What is needed: Please write out the data that follows, word for word.

Component data from apps and pages
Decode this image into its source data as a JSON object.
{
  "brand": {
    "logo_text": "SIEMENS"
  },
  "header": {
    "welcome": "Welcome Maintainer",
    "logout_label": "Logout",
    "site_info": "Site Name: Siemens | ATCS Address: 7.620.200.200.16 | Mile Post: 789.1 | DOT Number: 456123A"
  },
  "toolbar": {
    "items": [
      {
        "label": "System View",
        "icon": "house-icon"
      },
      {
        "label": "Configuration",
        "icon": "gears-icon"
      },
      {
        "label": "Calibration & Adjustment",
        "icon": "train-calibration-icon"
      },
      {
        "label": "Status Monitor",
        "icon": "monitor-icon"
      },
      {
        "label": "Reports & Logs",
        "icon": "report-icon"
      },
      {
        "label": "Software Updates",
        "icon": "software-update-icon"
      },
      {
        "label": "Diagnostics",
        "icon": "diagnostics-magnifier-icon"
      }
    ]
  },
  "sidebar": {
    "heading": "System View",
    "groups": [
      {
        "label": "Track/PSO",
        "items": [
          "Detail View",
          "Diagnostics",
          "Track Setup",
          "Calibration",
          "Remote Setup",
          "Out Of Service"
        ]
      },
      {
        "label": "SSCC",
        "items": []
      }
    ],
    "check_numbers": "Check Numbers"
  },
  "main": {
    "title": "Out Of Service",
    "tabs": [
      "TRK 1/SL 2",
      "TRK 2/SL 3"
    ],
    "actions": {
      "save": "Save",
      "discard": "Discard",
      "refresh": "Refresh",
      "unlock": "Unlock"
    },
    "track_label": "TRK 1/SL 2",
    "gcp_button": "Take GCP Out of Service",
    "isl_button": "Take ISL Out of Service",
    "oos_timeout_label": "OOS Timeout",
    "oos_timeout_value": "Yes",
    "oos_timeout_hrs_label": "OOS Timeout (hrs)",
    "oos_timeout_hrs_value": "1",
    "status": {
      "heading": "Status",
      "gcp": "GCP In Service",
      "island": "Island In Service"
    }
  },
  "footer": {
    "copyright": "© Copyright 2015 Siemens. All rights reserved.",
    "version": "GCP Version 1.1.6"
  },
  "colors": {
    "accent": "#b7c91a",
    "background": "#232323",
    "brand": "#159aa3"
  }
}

Task result:
Decode this image into its source data as a JSON object.
{
  "brand": {
    "logo_text": "SIEMENS"
  },
  "header": {
    "welcome": "Welcome Maintainer",
    "logout_label": "Logout",
    "site_info": "Site Name: Siemens | ATCS Address: 7.620.200.200.16 | Mile Post: 789.1 | DOT Number: 456123A"
  },
  "toolbar": {
    "items": [
      {
        "label": "System View",
        "icon": "house-icon"
      },
      {
        "label": "Configuration",
        "icon": "gears-icon"
      },
      {
        "label": "Calibration & Adjustment",
        "icon": "train-calibration-icon"
      },
      {
        "label": "Status Monitor",
        "icon": "monitor-icon"
      },
      {
        "label": "Reports & Logs",
        "icon": "report-icon"
      },
      {
        "label": "Software Updates",
        "icon": "software-update-icon"
      },
      {
        "label": "Diagnostics",
        "icon": "diagnostics-magnifier-icon"
      }
    ]
  },
  "sidebar": {
    "heading": "System View",
    "groups": [
      {
        "label": "Track/PSO",
        "items": [
          "Detail View",
          "Diagnostics",
          "Track Setup",
          "Calibration",
          "Remote Setup",
          "Out Of Service"
        ]
      },
      {
        "label": "SSCC",
        "items": []
      }
    ],
    "check_numbers": "Check Numbers"
  },
  "main": {
    "title": "Out Of Service",
    "tabs": [
      "TRK 1/SL 2",
      "TRK 2/SL 3"
    ],
    "actions": {
      "save": "Save",
      "discard": "Discard",
      "refresh": "Refresh",
      "unlock": "Unlock"
    },
    "track_label": "TRK 1/SL 2",
    "gcp_button": "Take GCP Out of Service",
    "isl_button": "Take ISL Out of Service",
    "oos_timeout_label": "OOS Timeout",
    "oos_timeout_value": "Yes",
    "oos_timeout_hrs_label": "OOS Timeout (hrs)",
    "oos_timeout_hrs_value": "1",
    "status": {
      "heading": "Status",
      "gcp": "GCP In Service",
      "island": "Island In Service"
    }
  },
  "footer": {
    "copyright": "© Copyright 2015 Siemens. All rights reserved.",
    "version": "GCP Version 1.1.6"
  },
  "colors": {
    "accent": "#b7c91a",
    "background": "#232323",
    "brand": "#159aa3"
  }
}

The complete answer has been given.